Stran 7 - If a small breeze obstruct the course, It whirls about, for want of force, And in its narrow circle gathers Nothing but chaff, and straws, and feathers. The current of a female mind Stops thus, and turns with every wind ; Thus whirling round together draws Fools, fops, and rakes, for chaff and straws.
Stran 27 - I knew by what you said and writ, How dang'rous Things were Men of Wit, You caution'd me against their Charms, 6ao But never gave me equal Arms : Your Lessons found the weakest Part, Aim'd at the Head, but reach'd the Heart.
Stran 34 - Who, though he cannot spell, is wise Enough to read a lady's eyes, And will each accidental glance Interpret for a kind advance.
Stran 28 - He hardly knew, till he was told, whether the nymph were young or old; had met her in a public place, •without distinguishing her face...
Stran 32 - Tis merit must with her prevail! He never knew her judgment fail! She noted all she ever read! And had a most discerning head!

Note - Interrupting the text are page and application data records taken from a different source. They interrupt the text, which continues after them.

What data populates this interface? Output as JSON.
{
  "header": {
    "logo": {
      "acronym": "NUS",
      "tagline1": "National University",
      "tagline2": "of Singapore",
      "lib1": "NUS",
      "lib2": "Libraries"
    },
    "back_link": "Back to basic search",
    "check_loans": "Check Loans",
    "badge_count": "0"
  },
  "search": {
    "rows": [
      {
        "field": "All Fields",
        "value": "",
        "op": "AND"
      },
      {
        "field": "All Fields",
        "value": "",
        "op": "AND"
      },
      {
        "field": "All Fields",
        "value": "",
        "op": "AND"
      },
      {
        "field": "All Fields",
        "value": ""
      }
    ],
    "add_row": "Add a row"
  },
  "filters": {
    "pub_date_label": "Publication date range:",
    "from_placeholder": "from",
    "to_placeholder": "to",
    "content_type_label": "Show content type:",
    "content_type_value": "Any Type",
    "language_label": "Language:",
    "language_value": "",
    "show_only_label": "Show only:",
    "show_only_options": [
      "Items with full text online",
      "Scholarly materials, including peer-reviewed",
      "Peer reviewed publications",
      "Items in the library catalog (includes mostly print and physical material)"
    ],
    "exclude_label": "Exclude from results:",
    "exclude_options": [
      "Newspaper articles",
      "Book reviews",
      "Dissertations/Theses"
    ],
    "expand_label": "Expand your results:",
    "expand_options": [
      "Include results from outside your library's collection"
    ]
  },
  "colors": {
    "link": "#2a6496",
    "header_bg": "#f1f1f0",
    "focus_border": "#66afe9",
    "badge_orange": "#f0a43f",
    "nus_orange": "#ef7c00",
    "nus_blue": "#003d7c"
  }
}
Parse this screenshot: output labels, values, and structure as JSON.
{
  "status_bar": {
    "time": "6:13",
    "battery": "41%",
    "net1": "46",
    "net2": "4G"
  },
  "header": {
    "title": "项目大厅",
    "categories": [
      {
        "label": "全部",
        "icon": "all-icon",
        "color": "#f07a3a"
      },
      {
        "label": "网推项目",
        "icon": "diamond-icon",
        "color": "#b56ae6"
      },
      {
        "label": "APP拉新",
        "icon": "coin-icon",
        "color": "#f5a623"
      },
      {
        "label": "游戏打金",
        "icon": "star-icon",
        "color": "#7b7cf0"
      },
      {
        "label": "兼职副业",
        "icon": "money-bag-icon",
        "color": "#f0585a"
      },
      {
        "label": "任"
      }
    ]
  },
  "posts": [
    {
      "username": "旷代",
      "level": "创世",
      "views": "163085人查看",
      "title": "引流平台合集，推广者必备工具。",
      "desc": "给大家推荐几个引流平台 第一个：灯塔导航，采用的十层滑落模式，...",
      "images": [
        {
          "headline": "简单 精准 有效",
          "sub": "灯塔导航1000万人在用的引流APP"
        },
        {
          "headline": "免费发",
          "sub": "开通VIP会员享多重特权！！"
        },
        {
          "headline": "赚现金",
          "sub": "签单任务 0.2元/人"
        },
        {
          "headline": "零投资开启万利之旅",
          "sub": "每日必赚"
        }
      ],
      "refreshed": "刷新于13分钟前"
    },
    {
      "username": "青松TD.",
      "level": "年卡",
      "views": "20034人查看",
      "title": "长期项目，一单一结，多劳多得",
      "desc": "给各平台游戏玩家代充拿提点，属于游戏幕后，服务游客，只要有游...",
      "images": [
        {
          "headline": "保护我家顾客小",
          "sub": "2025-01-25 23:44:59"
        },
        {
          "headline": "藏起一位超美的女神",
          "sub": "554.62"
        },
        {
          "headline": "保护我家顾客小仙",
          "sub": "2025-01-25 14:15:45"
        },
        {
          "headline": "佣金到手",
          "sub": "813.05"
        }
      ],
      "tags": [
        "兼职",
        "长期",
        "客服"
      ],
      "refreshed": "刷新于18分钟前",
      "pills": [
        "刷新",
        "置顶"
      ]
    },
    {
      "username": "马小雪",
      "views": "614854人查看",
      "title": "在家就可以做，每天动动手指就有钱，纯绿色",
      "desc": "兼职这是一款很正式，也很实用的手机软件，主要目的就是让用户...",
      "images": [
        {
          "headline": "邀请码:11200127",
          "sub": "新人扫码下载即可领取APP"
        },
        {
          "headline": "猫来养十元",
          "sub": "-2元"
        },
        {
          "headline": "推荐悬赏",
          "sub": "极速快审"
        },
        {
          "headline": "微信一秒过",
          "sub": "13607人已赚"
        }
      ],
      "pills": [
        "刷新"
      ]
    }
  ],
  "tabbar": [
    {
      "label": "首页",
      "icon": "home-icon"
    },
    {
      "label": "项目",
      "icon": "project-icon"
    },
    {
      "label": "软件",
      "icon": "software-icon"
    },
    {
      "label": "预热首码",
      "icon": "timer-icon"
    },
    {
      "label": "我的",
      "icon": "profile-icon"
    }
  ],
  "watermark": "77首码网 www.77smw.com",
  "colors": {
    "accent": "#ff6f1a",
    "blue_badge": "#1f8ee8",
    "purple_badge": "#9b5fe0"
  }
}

Stran 27 - Yet could such notions entertain That all his lectures were in vain? She own'd the wandering of her thoughts; But he must answer for her faults. She well remember'd, to her cost. That all his lessons were not lost. Two maxims she could still produce, And sad experience taught. their use; That virtue...
Stran 33 - Tis an old maxim in the schools, That flattery 's the food of fools, Yet now and then your men of wit Will condescend to take a bit.
Stran 5 - Accusing the false creature man. The brief with weighty crimes was charg'd, On which the pleader much enlarg'd ; That Cupid now has lost his art, ~) Or blunts the point of every dart ; — His altar now no longer...